**Record excerpts:**

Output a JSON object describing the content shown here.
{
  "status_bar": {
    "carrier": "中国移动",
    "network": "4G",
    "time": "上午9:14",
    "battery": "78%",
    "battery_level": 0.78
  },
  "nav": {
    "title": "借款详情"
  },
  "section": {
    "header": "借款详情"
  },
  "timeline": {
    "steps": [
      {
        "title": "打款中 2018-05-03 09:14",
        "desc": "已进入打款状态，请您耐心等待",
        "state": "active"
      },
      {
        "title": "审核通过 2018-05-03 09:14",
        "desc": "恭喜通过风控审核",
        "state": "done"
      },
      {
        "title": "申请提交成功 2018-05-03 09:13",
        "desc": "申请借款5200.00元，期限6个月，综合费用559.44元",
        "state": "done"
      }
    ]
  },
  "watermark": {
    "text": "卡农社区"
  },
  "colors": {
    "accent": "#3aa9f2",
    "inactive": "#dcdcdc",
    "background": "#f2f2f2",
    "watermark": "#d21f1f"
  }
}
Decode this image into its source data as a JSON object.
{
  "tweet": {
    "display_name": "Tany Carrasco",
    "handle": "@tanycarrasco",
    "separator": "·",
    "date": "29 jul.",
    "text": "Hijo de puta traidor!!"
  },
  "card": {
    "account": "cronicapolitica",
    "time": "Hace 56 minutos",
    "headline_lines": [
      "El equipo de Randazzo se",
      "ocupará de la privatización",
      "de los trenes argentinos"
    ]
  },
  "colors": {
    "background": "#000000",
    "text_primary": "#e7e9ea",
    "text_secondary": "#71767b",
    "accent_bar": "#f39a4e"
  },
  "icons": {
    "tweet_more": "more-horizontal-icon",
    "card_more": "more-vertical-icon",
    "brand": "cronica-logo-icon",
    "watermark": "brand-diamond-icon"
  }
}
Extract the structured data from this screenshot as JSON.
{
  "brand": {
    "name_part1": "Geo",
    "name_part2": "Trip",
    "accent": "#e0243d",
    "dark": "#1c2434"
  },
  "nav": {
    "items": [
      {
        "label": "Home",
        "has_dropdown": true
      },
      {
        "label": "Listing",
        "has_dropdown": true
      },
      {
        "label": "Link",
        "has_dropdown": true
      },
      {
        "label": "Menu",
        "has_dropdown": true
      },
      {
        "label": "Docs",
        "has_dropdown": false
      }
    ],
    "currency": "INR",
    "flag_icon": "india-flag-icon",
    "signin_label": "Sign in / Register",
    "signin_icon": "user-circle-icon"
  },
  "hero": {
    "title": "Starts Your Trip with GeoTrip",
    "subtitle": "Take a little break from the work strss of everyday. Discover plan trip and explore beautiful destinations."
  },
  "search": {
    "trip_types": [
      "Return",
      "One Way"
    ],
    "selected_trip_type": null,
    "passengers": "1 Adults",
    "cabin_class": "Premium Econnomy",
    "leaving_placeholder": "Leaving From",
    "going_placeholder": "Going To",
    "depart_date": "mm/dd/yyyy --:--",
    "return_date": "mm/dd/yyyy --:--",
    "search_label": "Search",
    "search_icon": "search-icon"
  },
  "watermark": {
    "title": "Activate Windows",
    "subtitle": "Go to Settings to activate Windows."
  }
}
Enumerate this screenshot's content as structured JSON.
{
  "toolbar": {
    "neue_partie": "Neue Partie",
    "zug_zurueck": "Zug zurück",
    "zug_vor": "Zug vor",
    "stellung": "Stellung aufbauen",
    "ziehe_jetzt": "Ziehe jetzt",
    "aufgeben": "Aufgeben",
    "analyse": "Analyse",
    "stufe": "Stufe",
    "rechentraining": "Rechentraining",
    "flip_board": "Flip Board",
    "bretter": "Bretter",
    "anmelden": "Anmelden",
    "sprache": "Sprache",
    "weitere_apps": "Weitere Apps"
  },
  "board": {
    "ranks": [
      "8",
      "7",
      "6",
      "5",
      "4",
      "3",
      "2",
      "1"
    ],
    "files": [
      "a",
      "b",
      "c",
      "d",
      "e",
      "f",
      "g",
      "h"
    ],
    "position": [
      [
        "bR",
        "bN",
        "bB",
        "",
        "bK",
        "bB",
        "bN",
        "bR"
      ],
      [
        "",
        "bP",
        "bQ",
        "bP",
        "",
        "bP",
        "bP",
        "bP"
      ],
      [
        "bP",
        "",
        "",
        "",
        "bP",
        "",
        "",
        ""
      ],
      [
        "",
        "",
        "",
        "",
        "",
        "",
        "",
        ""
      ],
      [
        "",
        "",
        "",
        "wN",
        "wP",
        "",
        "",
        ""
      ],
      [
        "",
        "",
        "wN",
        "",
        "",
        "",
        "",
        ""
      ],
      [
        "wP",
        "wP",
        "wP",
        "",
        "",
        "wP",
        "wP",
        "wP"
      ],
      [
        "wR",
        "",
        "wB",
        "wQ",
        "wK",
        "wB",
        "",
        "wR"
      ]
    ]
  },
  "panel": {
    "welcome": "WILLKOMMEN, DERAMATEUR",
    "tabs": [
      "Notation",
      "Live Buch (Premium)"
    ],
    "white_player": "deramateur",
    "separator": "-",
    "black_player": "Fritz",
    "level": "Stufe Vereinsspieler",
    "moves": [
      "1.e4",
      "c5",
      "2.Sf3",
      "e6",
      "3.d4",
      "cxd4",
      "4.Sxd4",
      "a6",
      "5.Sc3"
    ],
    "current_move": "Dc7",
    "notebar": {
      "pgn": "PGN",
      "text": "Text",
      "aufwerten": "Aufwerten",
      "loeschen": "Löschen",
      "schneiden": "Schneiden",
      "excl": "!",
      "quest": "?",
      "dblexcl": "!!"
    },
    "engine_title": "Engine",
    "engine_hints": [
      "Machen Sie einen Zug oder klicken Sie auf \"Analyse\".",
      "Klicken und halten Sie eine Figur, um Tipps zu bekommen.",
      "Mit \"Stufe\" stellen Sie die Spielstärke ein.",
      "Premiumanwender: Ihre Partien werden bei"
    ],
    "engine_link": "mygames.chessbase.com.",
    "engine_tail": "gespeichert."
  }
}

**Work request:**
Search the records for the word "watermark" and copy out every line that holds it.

**The answer:**
  "watermark": {
    "watermark": "#d21f1f"
    "watermark": "brand-diamond-icon"
  "watermark": {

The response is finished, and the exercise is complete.